# Assignment:
Search the entries below for the word "text" and copy each line that has it.

# Source data:

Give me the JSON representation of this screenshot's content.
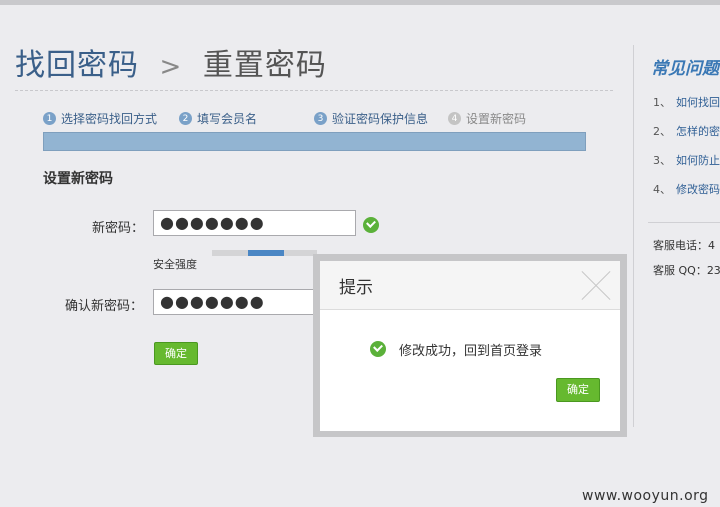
{
  "page": {
    "title_part1": "找回密码",
    "title_separator": ">",
    "title_part2": "重置密码"
  },
  "steps": [
    {
      "num": "1",
      "label": "选择密码找回方式"
    },
    {
      "num": "2",
      "label": "填写会员名"
    },
    {
      "num": "3",
      "label": "验证密码保护信息"
    },
    {
      "num": "4",
      "label": "设置新密码"
    }
  ],
  "form": {
    "section_title": "设置新密码",
    "new_password_label": "新密码：",
    "new_password_value": "●●●●●●●",
    "strength_label": "安全强度",
    "strength_level": 0.35,
    "confirm_password_label": "确认新密码：",
    "confirm_password_value": "●●●●●●●",
    "submit_label": "确定"
  },
  "sidebar": {
    "faq_title": "常见问题",
    "faq": [
      {
        "num": "1、",
        "text": "如何找回"
      },
      {
        "num": "2、",
        "text": "怎样的密"
      },
      {
        "num": "3、",
        "text": "如何防止"
      },
      {
        "num": "4、",
        "text": "修改密码"
      }
    ],
    "service_phone": "客服电话：4",
    "service_qq": "客服 QQ：23"
  },
  "dialog": {
    "title": "提示",
    "message": "修改成功，回到首页登录",
    "ok_label": "确定"
  },
  "watermark": "www.wooyun.org",
  "colors": {
    "accent": "#3a5f89",
    "progress": "#92b4d2",
    "button": "#66b92f",
    "success": "#5bb13a"
  },
  "icons": {
    "close": "close-icon",
    "success": "check-circle-icon"
  }
}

# Answer for this exercise:
        "text": "如何找回"
        "text": "怎样的密"
        "text": "如何防止"
        "text": "修改密码"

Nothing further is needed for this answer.